Assigned task ::
Any picture in the data below should be skipped, while every line is repeated exactly.

* * *

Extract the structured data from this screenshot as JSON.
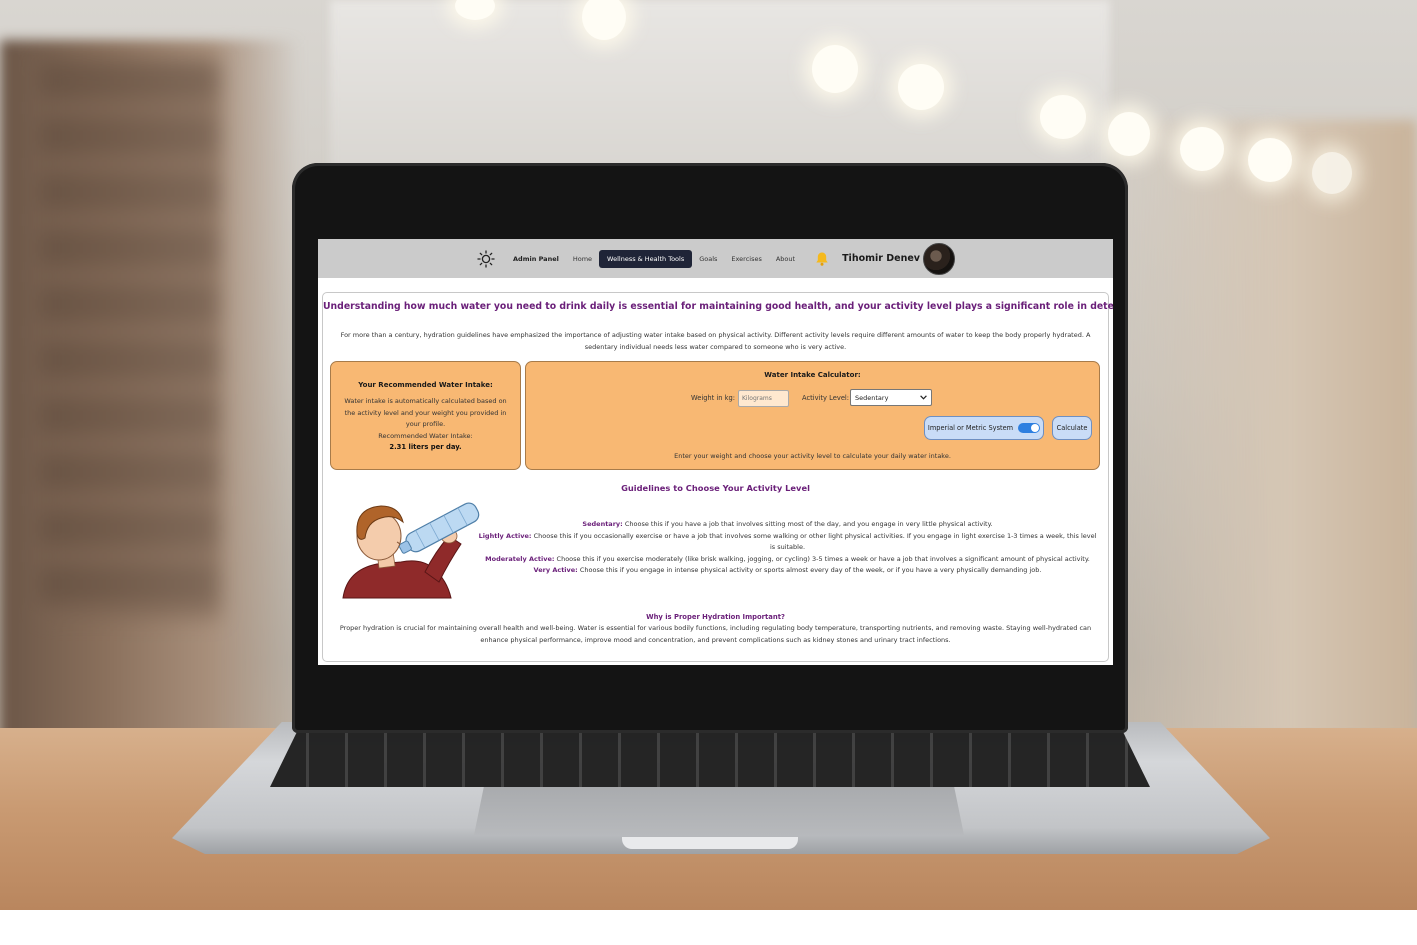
{
  "nav": {
    "admin_panel": "Admin Panel",
    "links": [
      "Home",
      "Wellness & Health Tools",
      "Goals",
      "Exercises",
      "About"
    ],
    "active_link": "Wellness & Health Tools",
    "user_name": "Tihomir Denev"
  },
  "main": {
    "headline": "Understanding how much water you need to drink daily is essential for maintaining good health, and your activity level plays a significant role in determining this amount.",
    "intro": "For more than a century, hydration guidelines have emphasized the importance of adjusting water intake based on physical activity. Different activity levels require different amounts of water to keep the body properly hydrated. A sedentary individual needs less water compared to someone who is very active."
  },
  "recommended": {
    "title": "Your Recommended Water Intake:",
    "description": "Water intake is automatically calculated based on the activity level and your weight you provided in your profile.",
    "label": "Recommended Water Intake:",
    "value": "2.31 liters per day."
  },
  "calculator": {
    "title": "Water Intake Calculator:",
    "weight_label": "Weight in kg:",
    "weight_placeholder": "Kilograms",
    "activity_label": "Activity Level:",
    "activity_selected": "Sedentary",
    "unit_toggle_label": "Imperial or Metric System",
    "unit_toggle_on": true,
    "calculate_label": "Calculate",
    "hint": "Enter your weight and choose your activity level to calculate your daily water intake."
  },
  "guidelines": {
    "title": "Guidelines to Choose Your Activity Level",
    "items": [
      {
        "name": "Sedentary:",
        "text": "Choose this if you have a job that involves sitting most of the day, and you engage in very little physical activity."
      },
      {
        "name": "Lightly Active:",
        "text": "Choose this if you occasionally exercise or have a job that involves some walking or other light physical activities. If you engage in light exercise 1-3 times a week, this level is suitable."
      },
      {
        "name": "Moderately Active:",
        "text": "Choose this if you exercise moderately (like brisk walking, jogging, or cycling) 3-5 times a week or have a job that involves a significant amount of physical activity."
      },
      {
        "name": "Very Active:",
        "text": "Choose this if you engage in intense physical activity or sports almost every day of the week, or if you have a very physically demanding job."
      }
    ]
  },
  "why": {
    "title": "Why is Proper Hydration Important?",
    "text": "Proper hydration is crucial for maintaining overall health and well-being. Water is essential for various bodily functions, including regulating body temperature, transporting nutrients, and removing waste. Staying well-hydrated can enhance physical performance, improve mood and concentration, and prevent complications such as kidney stones and urinary tract infections."
  },
  "colors": {
    "accent_purple": "#6a1f79",
    "box_orange": "#f8b873",
    "nav_active": "#1f2437",
    "button_blue": "#c9dcf7"
  },
  "icons": [
    "sun-icon",
    "bell-icon",
    "avatar",
    "chevron-down-icon",
    "drinking-water-illustration"
  ]
}
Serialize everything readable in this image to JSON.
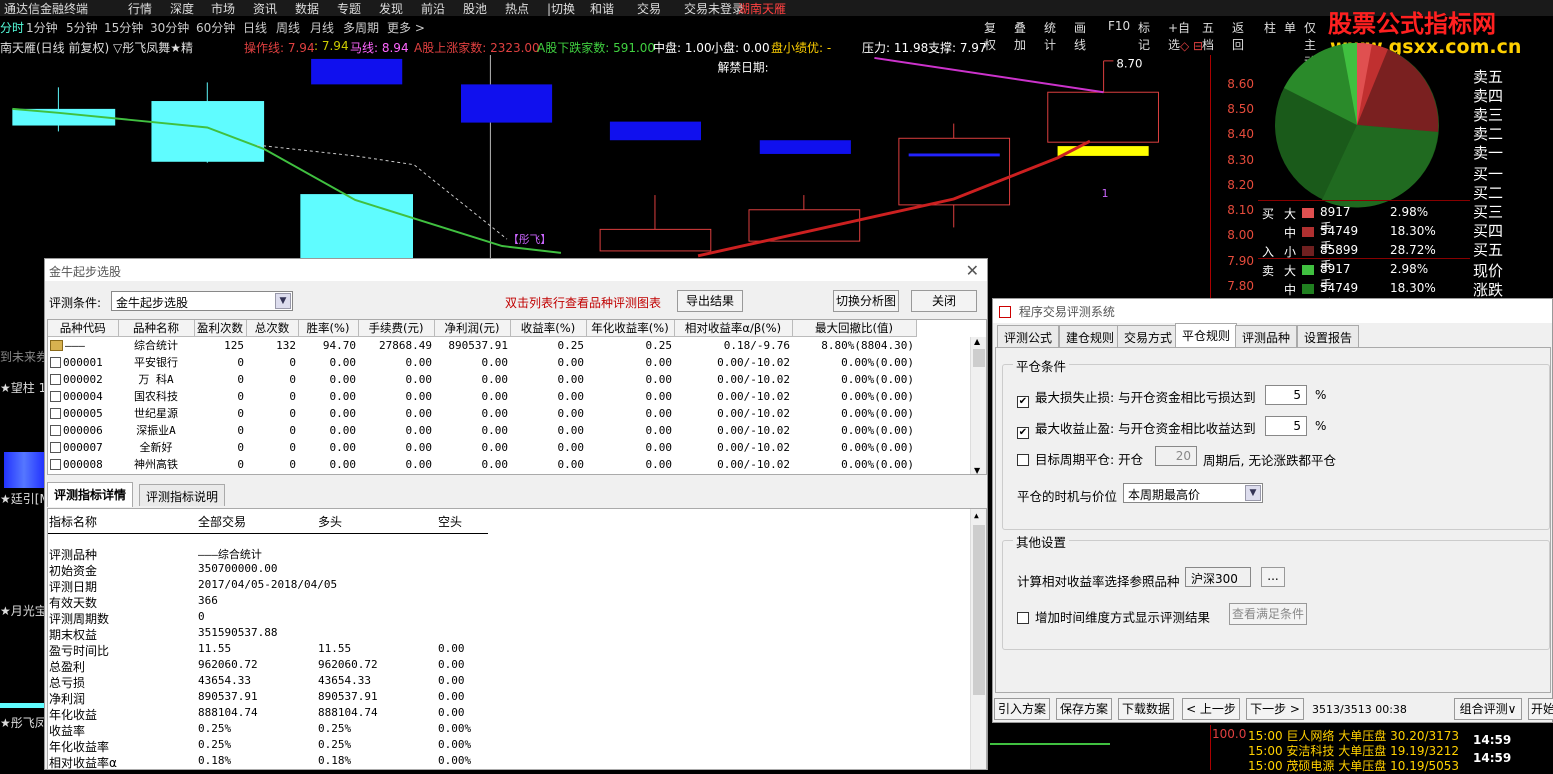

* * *

Response to the task ::
Extract the structured data from this screenshot as JSON.
{
  "nav": {
    "admin_panel": "Admin Panel",
    "links": [
      "Home",
      "Wellness & Health Tools",
      "Goals",
      "Exercises",
      "About"
    ],
    "active_link": "Wellness & Health Tools",
    "user_name": "Tihomir Denev"
  },
  "main": {
    "headline": "Understanding how much water you need to drink daily is essential for maintaining good health, and your activity level plays a significant role in determining this amount.",
    "intro": "For more than a century, hydration guidelines have emphasized the importance of adjusting water intake based on physical activity. Different activity levels require different amounts of water to keep the body properly hydrated. A sedentary individual needs less water compared to someone who is very active."
  },
  "recommended": {
    "title": "Your Recommended Water Intake:",
    "description": "Water intake is automatically calculated based on the activity level and your weight you provided in your profile.",
    "label": "Recommended Water Intake:",
    "value": "2.31 liters per day."
  },
  "calculator": {
    "title": "Water Intake Calculator:",
    "weight_label": "Weight in kg:",
    "weight_placeholder": "Kilograms",
    "activity_label": "Activity Level:",
    "activity_selected": "Sedentary",
    "unit_toggle_label": "Imperial or Metric System",
    "unit_toggle_on": true,
    "calculate_label": "Calculate",
    "hint": "Enter your weight and choose your activity level to calculate your daily water intake."
  },
  "guidelines": {
    "title": "Guidelines to Choose Your Activity Level",
    "items": [
      {
        "name": "Sedentary:",
        "text": "Choose this if you have a job that involves sitting most of the day, and you engage in very little physical activity."
      },
      {
        "name": "Lightly Active:",
        "text": "Choose this if you occasionally exercise or have a job that involves some walking or other light physical activities. If you engage in light exercise 1-3 times a week, this level is suitable."
      },
      {
        "name": "Moderately Active:",
        "text": "Choose this if you exercise moderately (like brisk walking, jogging, or cycling) 3-5 times a week or have a job that involves a significant amount of physical activity."
      },
      {
        "name": "Very Active:",
        "text": "Choose this if you engage in intense physical activity or sports almost every day of the week, or if you have a very physically demanding job."
      }
    ]
  },
  "why": {
    "title": "Why is Proper Hydration Important?",
    "text": "Proper hydration is crucial for maintaining overall health and well-being. Water is essential for various bodily functions, including regulating body temperature, transporting nutrients, and removing waste. Staying well-hydrated can enhance physical performance, improve mood and concentration, and prevent complications such as kidney stones and urinary tract infections."
  },
  "colors": {
    "accent_purple": "#6a1f79",
    "box_orange": "#f8b873",
    "nav_active": "#1f2437",
    "button_blue": "#c9dcf7"
  },
  "icons": [
    "sun-icon",
    "bell-icon",
    "avatar",
    "chevron-down-icon",
    "drinking-water-illustration"
  ]
}
Serialize everything readable in this image to JSON.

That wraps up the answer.